Although improvements have been made in different areas, much remains to be done in the public and private sector to fully exploit Africa’s potential in the tourism industry.
Tourism in East Africa
East Africa is widely known for its exotic nature, stretching beautifully from rivers to lakes, as well as across the East African Rift Valley. East Africa is also rich in natural resources, cultural heritage and wild animals which act as the main drivers of tourist attraction.
Indeed, tourism is an important source of foreign exchange in East Africa, which makes a vital contribution to their economy. Tourism also plays a central role in creating job opportunities in East Africa. About 7% of employment in the region comes from tourism. All this leads to the accumulation of billions of tourism revenues which are injected back into the respective economies.
Undoubtedly, the tourism industry in East Africa has been hit hard by the coronavirus pandemic in the region. Data from the United Nations World Tourism Organization had indicated that tourism levels had fallen by 87%, indicating how the virus was affecting one of the region’s most important economic drivers.

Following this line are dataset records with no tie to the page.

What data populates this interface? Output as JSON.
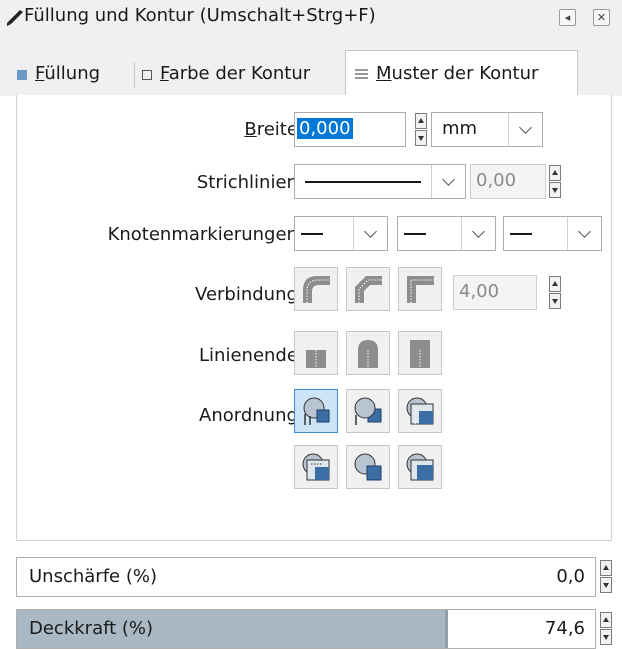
{
  "window": {
    "title": "Füllung und Kontur (Umschalt+Strg+F)",
    "buttons": [
      "◂",
      "✕"
    ]
  },
  "tabs": [
    {
      "prefix": "",
      "mnemonic": "F",
      "rest": "üllung",
      "icon": "fill-square-icon",
      "active": false
    },
    {
      "prefix": "",
      "mnemonic": "F",
      "rest": "arbe der Kontur",
      "icon": "stroke-square-icon",
      "active": false
    },
    {
      "prefix": "",
      "mnemonic": "M",
      "rest": "uster der Kontur",
      "icon": "stroke-lines-icon",
      "active": true
    }
  ],
  "stroke_style": {
    "width": {
      "label_mnemonic": "B",
      "label_rest": "reite:",
      "value": "0,000",
      "unit": "mm"
    },
    "dashes": {
      "label": "Strichlinien:",
      "offset": "0,00"
    },
    "markers": {
      "label": "Knotenmarkierungen:"
    },
    "join": {
      "label": "Verbindung:",
      "miter_limit": "4,00",
      "options": [
        "round-join-icon",
        "bevel-join-icon",
        "miter-join-icon"
      ]
    },
    "cap": {
      "label": "Linienende:",
      "options": [
        "butt-cap-icon",
        "round-cap-icon",
        "square-cap-icon"
      ]
    },
    "order": {
      "label": "Anordnung:",
      "options": [
        "order-1-icon",
        "order-2-icon",
        "order-3-icon",
        "order-4-icon",
        "order-5-icon",
        "order-6-icon"
      ],
      "selected_index": 0
    }
  },
  "blur": {
    "label": "Unschärfe (%)",
    "value": "0,0",
    "level": 0
  },
  "opacity": {
    "label": "Deckkraft (%)",
    "value": "74,6",
    "level": 0.746
  },
  "colors": {
    "accent": "#3c8cd4",
    "selection": "#0078d7",
    "slider_fill": "#a9b8c2"
  }
}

With the challenges, the tourism industry has indeed realized the potential of tourism to ensure maximum growth and the East African region is moving in the right direction to enhance efforts to strengthen the industry.
The EAC is proud of its total commitment to fostering tourism in the region. He considers the tourism sector as an important operation for the economy, arguing that the sector contributes about 17% to export earnings and also contributes massively to GDP, amounting to 10%.

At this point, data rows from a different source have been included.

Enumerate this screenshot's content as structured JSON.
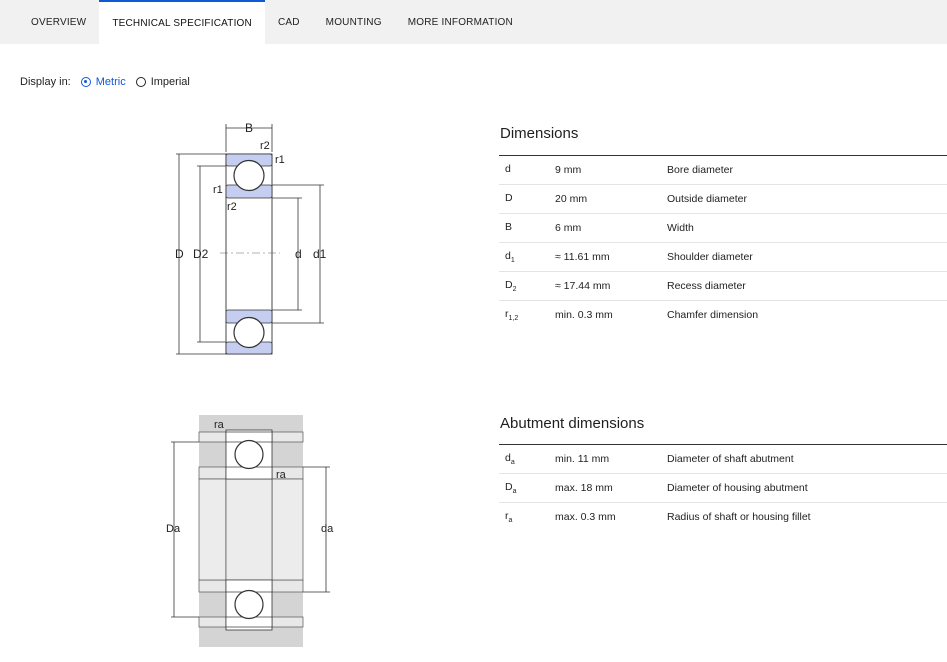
{
  "tabs": [
    {
      "label": "OVERVIEW",
      "active": false
    },
    {
      "label": "TECHNICAL SPECIFICATION",
      "active": true
    },
    {
      "label": "CAD",
      "active": false
    },
    {
      "label": "MOUNTING",
      "active": false
    },
    {
      "label": "MORE INFORMATION",
      "active": false
    }
  ],
  "display": {
    "label": "Display in:",
    "options": [
      {
        "label": "Metric",
        "checked": true
      },
      {
        "label": "Imperial",
        "checked": false
      }
    ]
  },
  "drawing1": {
    "labels": {
      "B": "B",
      "r2_top": "r2",
      "r1_top": "r1",
      "r1_left": "r1",
      "r2_left": "r2",
      "D": "D",
      "D2": "D2",
      "d": "d",
      "d1": "d1"
    }
  },
  "drawing2": {
    "labels": {
      "ra_top": "ra",
      "ra_mid": "ra",
      "Da": "Da",
      "da": "da"
    }
  },
  "dimensions": {
    "title": "Dimensions",
    "rows": [
      {
        "symbol": "d",
        "sub": "",
        "value": "9 mm",
        "desc": "Bore diameter"
      },
      {
        "symbol": "D",
        "sub": "",
        "value": "20 mm",
        "desc": "Outside diameter"
      },
      {
        "symbol": "B",
        "sub": "",
        "value": "6 mm",
        "desc": "Width"
      },
      {
        "symbol": "d",
        "sub": "1",
        "value": "≈ 11.61 mm",
        "desc": "Shoulder diameter"
      },
      {
        "symbol": "D",
        "sub": "2",
        "value": "≈ 17.44 mm",
        "desc": "Recess diameter"
      },
      {
        "symbol": "r",
        "sub": "1,2",
        "value": "min. 0.3 mm",
        "desc": "Chamfer dimension"
      }
    ]
  },
  "abutment": {
    "title": "Abutment dimensions",
    "rows": [
      {
        "symbol": "d",
        "sub": "a",
        "value": "min. 11 mm",
        "desc": "Diameter of shaft abutment"
      },
      {
        "symbol": "D",
        "sub": "a",
        "value": "max. 18 mm",
        "desc": "Diameter of housing abutment"
      },
      {
        "symbol": "r",
        "sub": "a",
        "value": "max. 0.3 mm",
        "desc": "Radius of shaft or housing fillet"
      }
    ]
  },
  "colors": {
    "accent": "#0f58d6",
    "ring_fill": "#c5cef0",
    "housing": "#d4d4d4"
  }
}
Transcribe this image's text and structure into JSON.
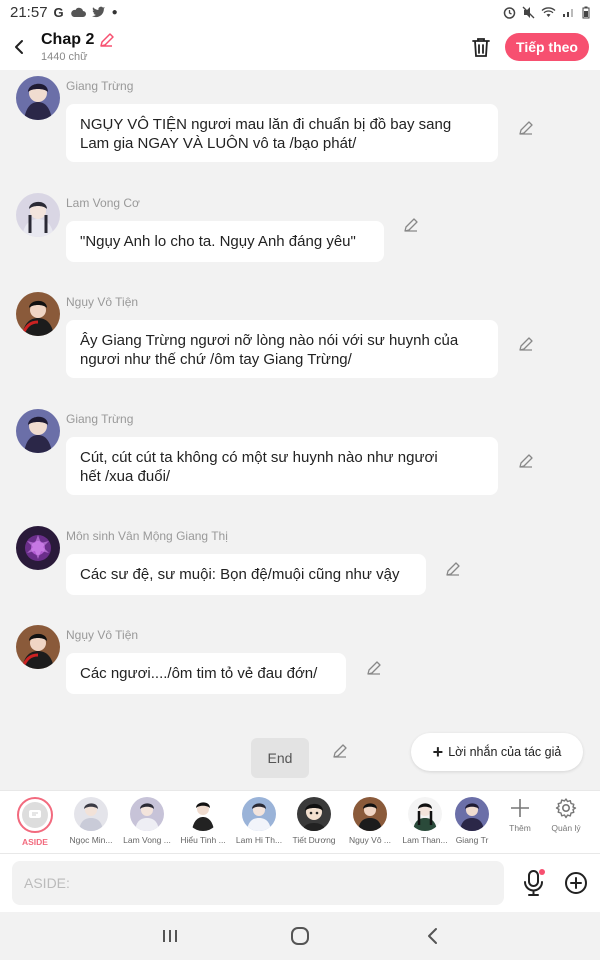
{
  "status_bar": {
    "time": "21:57"
  },
  "header": {
    "title": "Chap 2",
    "subtitle": "1440 chữ",
    "next_button": "Tiếp theo"
  },
  "messages": [
    {
      "sender": "Giang Trừng",
      "lines": [
        "NGỤY VÔ TIỆN ngươi mau lăn đi chuẩn bị đồ bay sang",
        "Lam gia NGAY VÀ LUÔN vô ta /bạo phát/"
      ]
    },
    {
      "sender": "Lam Vong Cơ",
      "lines": [
        "\"Ngụy Anh lo cho ta. Ngụy Anh đáng yêu\""
      ]
    },
    {
      "sender": "Ngụy Vô Tiện",
      "lines": [
        "Ây Giang Trừng ngươi nỡ lòng nào nói với sư huynh của",
        "ngươi như thế chứ /ôm tay Giang Trừng/"
      ]
    },
    {
      "sender": "Giang Trừng",
      "lines": [
        "Cút, cút cút ta không có một sư huynh nào như ngươi",
        "hết /xua đuổi/"
      ]
    },
    {
      "sender": "Môn sinh Vân Mộng Giang Thị",
      "lines": [
        "Các sư đệ, sư muội: Bọn đệ/muội cũng như vậy"
      ]
    },
    {
      "sender": "Ngụy Vô Tiện",
      "lines": [
        "Các ngươi..../ôm tim tỏ vẻ đau đớn/"
      ]
    }
  ],
  "end_label": "End",
  "author_note_label": "Lời nhắn của tác giả",
  "characters": [
    {
      "name": "ASIDE"
    },
    {
      "name": "Ngọc Min..."
    },
    {
      "name": "Lam Vong ..."
    },
    {
      "name": "Hiểu Tinh ..."
    },
    {
      "name": "Lam Hi Th..."
    },
    {
      "name": "Tiết Dương"
    },
    {
      "name": "Ngụy Vô ..."
    },
    {
      "name": "Lam Than..."
    },
    {
      "name": "Giang Tr"
    }
  ],
  "tools": {
    "add": "Thêm",
    "manage": "Quản lý"
  },
  "input": {
    "placeholder": "ASIDE:"
  },
  "colors": {
    "accent": "#f75070",
    "aside": "#f26a7e",
    "background": "#f2f2f2"
  }
}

The East African region has the prowess of remaining the fastest growing hotspot for tourism in Africa, largely due to the EAC spirit of remaining united, led by member states. It is therefore up to individual economies to collectively levitate their tourism potential.
Tourism in Kenya
Tourism is the second largest source of foreign currency in Kenya. The Kenya Tourist Board is generally responsible for maintaining information regarding tourism in Kenya. Blessed with friendly local people, breathtaking scenery, a rich collection of wildlife and an ideal year-round climate, it’s no surprise that tourism in Kenya offers the one of the world’s most sought-after travel experiences.
Sports tourism, cultural tourism, ecotourism and beach tourism are all components of the tourism sector in Kenya. Kenya has had its share of challenges regarding tourism. For example, in 2007, after the controversial 2007 elections as well as the subsequent post-election crises of 2007-2008, tourism revenues declined significantly, dropping to 54% in the first quarter of 2007.
Revenues fell from KSH. 17.5 billion to KSH. 8.08 billion. Tourism revenue from China fell 10.7% and more than 50% from the United States and Europe.
There have also been instances of insecurity in the region, particularly along the Kenyan borders, affecting both international and domestic travel. However, Kenya has grown politically and since the political scenario of 2007, there has been post-election tranquility. Security has also been tightened, allowing Kenya to be the tourist destination of choice. Since 2008, the number of tourists has increased considerably. The increase had a positive effect on the economy.
The tourism sector contributed to GDP growth of 4.4% according to data from the Ministry of Tourism. The sector also accounts for 10% of economic output and employs over 2 million people.
Kenya has great potential to leverage tourism. The future of tourism in Kenya will depend heavily on wildlife conservation and marketing as the main attraction of tourism in Kenya is wildlife and of course food, music, fashion, sports, conferences, investor tourism.
To achieve growth, the Kenyan government must exert great effort and protect game reserves and national parks and build strong emotional Kenya brand partnerships with all travel companies and nations of the world.
Business Leader and Brand Africa Trustee